When December and year-end numbers are released Thursday, additional records could be set.

Technology advancements, such as mobile sports wagering applications and in-game betting, help fuel interest in the activity. For the Super Bowl, the hundreds of proposition wagers offered by Nevada sports books enhance the attraction.

The debate over legalizing sports wagering outside Nevada has grown, thanks to two moments last year.

National Basketball Association Commissioner Adam Silver in November wrote in a New York Times Op-Ed piece that expanded sports wagering in the United States should be legalized and regulated.

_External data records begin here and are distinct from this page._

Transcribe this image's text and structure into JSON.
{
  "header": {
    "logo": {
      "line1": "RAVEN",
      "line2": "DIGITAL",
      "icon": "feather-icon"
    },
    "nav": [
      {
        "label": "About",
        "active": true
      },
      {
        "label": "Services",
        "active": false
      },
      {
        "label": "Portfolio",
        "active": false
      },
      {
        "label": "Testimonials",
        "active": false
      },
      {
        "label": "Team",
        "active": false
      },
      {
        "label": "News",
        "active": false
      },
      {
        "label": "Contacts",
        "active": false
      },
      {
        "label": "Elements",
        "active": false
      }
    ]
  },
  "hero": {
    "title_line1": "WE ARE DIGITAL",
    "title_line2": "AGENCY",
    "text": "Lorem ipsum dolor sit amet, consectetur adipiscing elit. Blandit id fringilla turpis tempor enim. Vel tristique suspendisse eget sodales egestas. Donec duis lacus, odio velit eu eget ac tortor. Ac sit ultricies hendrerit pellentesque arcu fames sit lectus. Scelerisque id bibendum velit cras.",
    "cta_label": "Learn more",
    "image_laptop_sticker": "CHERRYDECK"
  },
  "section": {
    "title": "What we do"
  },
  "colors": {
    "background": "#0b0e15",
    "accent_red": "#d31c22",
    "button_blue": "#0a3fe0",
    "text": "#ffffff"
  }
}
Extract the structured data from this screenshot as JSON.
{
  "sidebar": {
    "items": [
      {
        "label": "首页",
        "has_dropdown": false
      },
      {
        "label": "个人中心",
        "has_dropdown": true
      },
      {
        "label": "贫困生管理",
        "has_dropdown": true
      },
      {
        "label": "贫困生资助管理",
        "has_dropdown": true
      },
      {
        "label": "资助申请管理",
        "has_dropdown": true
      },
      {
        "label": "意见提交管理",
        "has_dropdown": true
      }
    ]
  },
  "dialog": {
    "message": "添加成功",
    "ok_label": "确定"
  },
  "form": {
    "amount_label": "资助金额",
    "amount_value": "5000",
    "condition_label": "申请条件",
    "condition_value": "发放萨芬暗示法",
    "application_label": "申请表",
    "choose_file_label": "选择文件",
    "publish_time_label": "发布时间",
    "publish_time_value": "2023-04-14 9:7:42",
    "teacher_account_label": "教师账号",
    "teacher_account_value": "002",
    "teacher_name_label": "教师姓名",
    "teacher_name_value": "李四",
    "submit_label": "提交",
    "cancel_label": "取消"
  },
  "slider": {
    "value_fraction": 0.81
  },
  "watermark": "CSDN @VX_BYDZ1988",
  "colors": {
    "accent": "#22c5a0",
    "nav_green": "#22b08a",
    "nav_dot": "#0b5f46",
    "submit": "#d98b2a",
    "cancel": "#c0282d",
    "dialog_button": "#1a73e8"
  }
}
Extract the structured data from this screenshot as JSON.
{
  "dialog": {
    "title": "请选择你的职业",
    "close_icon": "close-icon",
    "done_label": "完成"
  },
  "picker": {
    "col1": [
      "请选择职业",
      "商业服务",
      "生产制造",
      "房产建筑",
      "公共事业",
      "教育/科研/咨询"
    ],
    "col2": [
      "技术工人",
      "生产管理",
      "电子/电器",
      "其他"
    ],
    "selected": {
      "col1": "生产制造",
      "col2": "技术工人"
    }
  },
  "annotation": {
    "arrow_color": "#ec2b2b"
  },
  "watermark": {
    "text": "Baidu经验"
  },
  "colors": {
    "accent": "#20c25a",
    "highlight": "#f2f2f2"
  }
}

He became the first CEO of a major sports league to advocate for the change.

"Sports betting should be brought out of the underground and into the sunlight," Silver wrote.

Meanwhile, New Jersey has been fighting since 2012 to legalize sports wagering at the state's casinos and racetracks as a way to prop up the Garden State's sagging gaming industry. A federal judge blocked the state's proposed law in November and supporters hope an appellate court will take up the issue this year.

The Washington-based American Gaming Association wants its members to choose the best course to take on legalized sports wagering.

Last week, in a speech at the U.S. Conference of Mayors meeting in Washington, association CEO Geoff Freeman said an estimated $3.8 billion would be illegally wagered on the Super Bowl, 38 times more than will be bet legally in Nevada.

Illegal bookies don't report earnings to the Internal Revenue Service, so the association estimated the total using various public numbers and figures concerning legal and illegal gambling.

But Freeman's message to the mayors was clear: Bring gambling — particularly sports gambling — out of the shadows and into the open, where it can be properly regulated.

The 1992 Professional and Amateur Sports Protection Act, known as PASPA, banned sports wagering except in Nevada, Delaware, Oregon and Montana. The other three states offer only small stakes betting through parlay cards or a lottery.

Two New Jersey congressmen — Frank LoBiondo, a Republican whose district includes Atlantic City, and Democrat Frank Pallone — introduced legislation last week that would exempt the the state from PASPA.

Rep. Dina Titus, D-Nev., whose district includes the Strip, said the bills will deflate faster than a Patriots' football. She is often approached by other representatives about gaming matters.

"Based on these conversations, there appears to be little appetite for any expansion of sports betting at this time," Titus said. "I will continue to watch the bills, however, and discuss their potential implications with leaders of the Nevada gaming community."

Nevada's independent sports book operators, William Hill U.S. and CG Technology, obviously support any expansion of legal sports wagering. The company's leaders believe regulated sports wagering would provide jobs and revenue for states.

It would also help ensure game integrity and protect customers. The best example remains the 1994 Arizona State basketball point-shaving scandal that was uncovered and reported to law enforcement by Nevada sports books.

William Hill CEO Joe Asher said he doesn't believe legal sports wagering in California would hurt Nevada.

"Las Vegas is much more than get your bet on," Asher said. "You can bet on the Super Bowl today in California, illegally. We know people are doing that."
Inside Gaming: Bets make Super Bowl even bigger is republished from